--- Working data Enclosed Below ---

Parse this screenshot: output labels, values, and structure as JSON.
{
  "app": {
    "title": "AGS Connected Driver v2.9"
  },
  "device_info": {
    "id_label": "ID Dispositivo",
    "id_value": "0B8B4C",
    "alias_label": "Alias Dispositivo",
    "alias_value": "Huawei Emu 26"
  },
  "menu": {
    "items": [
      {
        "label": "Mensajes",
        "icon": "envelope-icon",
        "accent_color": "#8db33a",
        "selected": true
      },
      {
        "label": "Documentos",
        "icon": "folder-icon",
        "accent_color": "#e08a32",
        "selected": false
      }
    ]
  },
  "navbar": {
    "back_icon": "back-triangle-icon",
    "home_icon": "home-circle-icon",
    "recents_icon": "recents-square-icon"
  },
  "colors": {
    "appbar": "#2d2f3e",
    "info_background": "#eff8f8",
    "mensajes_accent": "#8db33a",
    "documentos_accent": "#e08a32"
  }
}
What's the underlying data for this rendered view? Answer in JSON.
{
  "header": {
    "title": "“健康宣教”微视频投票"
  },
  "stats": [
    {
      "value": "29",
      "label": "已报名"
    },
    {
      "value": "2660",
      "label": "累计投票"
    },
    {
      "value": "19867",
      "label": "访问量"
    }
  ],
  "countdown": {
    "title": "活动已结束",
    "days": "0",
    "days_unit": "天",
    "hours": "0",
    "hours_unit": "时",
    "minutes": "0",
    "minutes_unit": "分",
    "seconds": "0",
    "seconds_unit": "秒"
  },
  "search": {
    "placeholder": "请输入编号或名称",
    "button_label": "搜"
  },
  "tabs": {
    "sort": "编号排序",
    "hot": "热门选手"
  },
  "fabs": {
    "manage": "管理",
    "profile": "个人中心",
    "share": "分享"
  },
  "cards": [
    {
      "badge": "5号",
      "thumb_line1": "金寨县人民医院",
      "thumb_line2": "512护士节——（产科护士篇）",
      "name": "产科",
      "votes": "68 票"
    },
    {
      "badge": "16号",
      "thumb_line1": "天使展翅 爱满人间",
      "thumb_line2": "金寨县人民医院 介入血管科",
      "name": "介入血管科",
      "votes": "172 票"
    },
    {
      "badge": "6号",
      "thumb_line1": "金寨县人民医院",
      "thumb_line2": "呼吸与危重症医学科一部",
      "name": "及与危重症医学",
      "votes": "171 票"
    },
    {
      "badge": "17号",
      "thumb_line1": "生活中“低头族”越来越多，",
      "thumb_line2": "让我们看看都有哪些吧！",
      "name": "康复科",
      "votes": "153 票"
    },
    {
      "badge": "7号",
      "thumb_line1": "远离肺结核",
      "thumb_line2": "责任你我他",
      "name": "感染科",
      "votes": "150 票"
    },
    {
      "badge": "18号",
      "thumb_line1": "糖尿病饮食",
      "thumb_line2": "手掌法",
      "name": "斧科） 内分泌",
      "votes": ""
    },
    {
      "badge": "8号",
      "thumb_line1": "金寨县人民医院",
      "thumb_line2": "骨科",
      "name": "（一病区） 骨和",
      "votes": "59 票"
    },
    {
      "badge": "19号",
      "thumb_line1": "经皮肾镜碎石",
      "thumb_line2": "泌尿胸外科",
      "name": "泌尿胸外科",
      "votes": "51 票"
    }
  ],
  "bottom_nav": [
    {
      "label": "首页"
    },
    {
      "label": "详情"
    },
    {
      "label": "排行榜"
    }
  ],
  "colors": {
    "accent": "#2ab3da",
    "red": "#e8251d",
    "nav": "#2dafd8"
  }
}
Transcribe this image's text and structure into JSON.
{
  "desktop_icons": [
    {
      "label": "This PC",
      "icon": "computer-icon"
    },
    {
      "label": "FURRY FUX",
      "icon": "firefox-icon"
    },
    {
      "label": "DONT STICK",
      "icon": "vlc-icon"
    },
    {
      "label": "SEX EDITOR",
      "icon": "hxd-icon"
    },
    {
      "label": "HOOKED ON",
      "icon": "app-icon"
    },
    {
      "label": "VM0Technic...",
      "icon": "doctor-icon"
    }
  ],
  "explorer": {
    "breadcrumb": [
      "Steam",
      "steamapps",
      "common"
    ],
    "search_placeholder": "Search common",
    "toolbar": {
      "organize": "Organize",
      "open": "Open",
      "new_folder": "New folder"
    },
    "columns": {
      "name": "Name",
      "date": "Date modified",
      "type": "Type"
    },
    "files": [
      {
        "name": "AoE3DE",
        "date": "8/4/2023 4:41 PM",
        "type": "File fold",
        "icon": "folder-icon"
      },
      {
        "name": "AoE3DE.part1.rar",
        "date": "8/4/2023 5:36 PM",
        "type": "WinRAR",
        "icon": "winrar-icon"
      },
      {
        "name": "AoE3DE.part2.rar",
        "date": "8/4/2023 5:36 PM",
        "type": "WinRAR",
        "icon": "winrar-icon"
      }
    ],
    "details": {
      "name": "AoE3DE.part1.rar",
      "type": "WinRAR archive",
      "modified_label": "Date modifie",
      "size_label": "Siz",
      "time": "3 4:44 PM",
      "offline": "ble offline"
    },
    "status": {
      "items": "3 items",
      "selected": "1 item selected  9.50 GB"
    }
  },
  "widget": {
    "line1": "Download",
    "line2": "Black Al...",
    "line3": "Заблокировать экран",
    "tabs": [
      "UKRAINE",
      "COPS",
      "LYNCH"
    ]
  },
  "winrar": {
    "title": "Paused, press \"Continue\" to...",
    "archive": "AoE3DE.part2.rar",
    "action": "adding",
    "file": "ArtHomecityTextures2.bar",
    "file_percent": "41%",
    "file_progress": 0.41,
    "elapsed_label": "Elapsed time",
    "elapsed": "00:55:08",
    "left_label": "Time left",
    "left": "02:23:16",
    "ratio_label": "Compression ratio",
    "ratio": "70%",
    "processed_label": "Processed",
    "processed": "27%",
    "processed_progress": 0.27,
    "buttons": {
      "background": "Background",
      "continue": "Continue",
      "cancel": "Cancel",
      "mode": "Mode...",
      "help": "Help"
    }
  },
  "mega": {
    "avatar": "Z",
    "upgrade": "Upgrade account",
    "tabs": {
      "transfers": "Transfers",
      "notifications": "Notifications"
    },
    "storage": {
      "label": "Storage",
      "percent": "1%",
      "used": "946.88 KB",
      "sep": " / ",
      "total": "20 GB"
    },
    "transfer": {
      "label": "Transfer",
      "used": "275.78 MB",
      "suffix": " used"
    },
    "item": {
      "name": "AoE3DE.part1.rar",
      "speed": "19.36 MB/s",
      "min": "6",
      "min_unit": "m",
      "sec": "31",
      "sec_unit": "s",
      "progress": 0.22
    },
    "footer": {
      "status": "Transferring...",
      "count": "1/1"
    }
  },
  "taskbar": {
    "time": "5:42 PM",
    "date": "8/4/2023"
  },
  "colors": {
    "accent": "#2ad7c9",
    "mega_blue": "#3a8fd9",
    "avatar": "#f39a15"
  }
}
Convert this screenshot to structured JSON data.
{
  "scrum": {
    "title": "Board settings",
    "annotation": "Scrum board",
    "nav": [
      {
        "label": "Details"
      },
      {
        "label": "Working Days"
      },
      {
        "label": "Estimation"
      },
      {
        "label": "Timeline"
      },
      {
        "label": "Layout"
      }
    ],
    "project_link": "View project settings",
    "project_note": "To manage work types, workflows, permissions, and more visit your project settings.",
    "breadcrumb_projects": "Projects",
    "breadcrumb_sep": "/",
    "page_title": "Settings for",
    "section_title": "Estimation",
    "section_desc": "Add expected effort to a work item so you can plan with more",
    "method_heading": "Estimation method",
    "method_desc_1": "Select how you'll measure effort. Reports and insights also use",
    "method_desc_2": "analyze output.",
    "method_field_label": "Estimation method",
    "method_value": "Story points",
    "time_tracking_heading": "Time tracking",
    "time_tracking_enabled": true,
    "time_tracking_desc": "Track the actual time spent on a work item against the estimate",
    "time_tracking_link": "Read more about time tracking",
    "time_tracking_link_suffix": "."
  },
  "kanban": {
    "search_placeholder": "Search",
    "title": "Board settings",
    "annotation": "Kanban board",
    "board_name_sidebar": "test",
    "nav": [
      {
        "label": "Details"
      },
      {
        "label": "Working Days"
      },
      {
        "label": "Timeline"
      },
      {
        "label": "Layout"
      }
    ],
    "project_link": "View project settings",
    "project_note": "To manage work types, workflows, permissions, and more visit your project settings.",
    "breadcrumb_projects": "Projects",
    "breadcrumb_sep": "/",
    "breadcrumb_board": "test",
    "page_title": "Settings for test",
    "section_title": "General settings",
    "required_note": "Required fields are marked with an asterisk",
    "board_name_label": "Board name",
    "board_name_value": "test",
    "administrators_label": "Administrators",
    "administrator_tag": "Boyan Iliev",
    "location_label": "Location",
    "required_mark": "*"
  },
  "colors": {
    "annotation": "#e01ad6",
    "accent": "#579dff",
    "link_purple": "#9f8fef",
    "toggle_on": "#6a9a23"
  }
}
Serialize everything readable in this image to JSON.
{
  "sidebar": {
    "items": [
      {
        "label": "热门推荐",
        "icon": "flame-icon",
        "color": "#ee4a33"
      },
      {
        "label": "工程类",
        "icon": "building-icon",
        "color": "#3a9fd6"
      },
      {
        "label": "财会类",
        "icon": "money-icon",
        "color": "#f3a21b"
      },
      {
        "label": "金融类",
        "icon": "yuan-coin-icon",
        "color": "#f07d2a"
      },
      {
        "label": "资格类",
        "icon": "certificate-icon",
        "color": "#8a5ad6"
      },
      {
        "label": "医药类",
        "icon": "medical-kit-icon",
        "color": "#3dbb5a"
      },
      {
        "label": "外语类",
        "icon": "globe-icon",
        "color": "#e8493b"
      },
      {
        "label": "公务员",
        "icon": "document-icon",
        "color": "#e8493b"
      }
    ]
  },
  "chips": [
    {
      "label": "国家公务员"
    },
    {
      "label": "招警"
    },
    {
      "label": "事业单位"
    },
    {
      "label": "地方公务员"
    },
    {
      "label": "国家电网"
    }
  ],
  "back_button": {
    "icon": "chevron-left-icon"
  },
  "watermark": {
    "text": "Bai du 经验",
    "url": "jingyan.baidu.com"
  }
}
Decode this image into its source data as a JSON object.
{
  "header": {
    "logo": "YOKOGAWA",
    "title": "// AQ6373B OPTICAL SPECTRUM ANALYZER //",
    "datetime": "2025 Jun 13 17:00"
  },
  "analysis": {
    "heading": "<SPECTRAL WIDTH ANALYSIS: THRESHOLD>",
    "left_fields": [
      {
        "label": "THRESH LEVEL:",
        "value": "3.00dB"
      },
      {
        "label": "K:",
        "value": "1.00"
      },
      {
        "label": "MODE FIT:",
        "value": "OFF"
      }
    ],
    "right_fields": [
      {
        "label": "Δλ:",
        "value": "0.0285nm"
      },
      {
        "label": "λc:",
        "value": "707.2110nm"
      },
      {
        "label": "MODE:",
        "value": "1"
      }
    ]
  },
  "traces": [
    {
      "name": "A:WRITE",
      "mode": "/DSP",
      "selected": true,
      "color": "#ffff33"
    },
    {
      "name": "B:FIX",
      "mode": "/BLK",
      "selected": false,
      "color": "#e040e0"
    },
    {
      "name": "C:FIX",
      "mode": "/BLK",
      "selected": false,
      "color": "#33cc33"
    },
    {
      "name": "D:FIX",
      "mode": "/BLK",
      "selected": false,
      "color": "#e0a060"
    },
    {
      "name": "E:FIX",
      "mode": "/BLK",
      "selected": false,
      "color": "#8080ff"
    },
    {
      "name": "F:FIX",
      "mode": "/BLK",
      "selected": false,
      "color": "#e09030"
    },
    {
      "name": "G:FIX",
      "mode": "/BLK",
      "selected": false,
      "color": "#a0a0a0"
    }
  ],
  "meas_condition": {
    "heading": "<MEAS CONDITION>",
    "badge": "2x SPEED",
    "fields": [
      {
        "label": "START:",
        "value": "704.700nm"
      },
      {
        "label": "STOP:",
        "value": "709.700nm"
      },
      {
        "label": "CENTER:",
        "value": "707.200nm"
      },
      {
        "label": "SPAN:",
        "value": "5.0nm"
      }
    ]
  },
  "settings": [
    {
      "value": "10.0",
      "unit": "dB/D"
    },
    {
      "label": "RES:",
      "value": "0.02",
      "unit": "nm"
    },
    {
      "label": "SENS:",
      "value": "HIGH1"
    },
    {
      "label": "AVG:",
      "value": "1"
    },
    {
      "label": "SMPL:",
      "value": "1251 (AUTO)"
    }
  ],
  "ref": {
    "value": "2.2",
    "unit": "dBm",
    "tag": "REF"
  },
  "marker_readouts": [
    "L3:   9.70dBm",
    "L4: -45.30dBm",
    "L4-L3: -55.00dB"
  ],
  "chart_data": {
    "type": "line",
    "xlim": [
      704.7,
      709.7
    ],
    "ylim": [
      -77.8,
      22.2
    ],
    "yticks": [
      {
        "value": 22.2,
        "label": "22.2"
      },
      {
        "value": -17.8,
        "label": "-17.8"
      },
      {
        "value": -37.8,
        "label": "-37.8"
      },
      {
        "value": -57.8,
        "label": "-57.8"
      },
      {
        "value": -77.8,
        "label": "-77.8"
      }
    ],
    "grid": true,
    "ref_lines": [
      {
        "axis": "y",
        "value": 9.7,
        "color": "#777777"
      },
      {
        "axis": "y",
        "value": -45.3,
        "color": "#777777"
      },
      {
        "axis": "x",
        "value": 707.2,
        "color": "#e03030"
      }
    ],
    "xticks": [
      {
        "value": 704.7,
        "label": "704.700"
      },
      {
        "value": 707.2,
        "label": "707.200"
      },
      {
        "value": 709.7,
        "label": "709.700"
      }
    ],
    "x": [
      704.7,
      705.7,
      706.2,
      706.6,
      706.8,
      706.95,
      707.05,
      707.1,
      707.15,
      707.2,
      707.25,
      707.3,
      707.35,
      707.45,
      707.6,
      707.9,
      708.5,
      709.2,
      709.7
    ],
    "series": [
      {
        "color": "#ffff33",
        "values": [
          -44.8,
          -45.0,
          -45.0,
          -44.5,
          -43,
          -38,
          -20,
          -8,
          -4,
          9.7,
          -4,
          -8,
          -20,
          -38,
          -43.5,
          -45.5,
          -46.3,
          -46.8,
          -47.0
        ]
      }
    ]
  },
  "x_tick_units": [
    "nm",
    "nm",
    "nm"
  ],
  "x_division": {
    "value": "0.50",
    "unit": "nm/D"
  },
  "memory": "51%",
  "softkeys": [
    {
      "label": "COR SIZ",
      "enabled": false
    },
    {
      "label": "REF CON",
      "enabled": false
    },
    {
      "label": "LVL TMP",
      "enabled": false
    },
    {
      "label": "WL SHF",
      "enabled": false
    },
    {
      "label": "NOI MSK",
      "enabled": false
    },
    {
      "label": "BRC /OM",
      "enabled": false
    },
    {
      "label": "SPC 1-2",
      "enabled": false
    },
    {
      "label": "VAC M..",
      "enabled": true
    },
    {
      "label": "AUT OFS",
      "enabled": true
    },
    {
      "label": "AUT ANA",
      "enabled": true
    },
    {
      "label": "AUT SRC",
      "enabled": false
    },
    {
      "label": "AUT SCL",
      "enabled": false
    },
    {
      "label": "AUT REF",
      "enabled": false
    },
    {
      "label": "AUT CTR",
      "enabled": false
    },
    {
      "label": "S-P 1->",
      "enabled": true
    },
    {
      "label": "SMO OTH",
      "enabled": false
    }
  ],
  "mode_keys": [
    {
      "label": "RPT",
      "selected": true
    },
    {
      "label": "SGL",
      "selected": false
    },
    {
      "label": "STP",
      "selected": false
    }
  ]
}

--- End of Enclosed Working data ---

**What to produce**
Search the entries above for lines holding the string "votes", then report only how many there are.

**Finished exercise**
8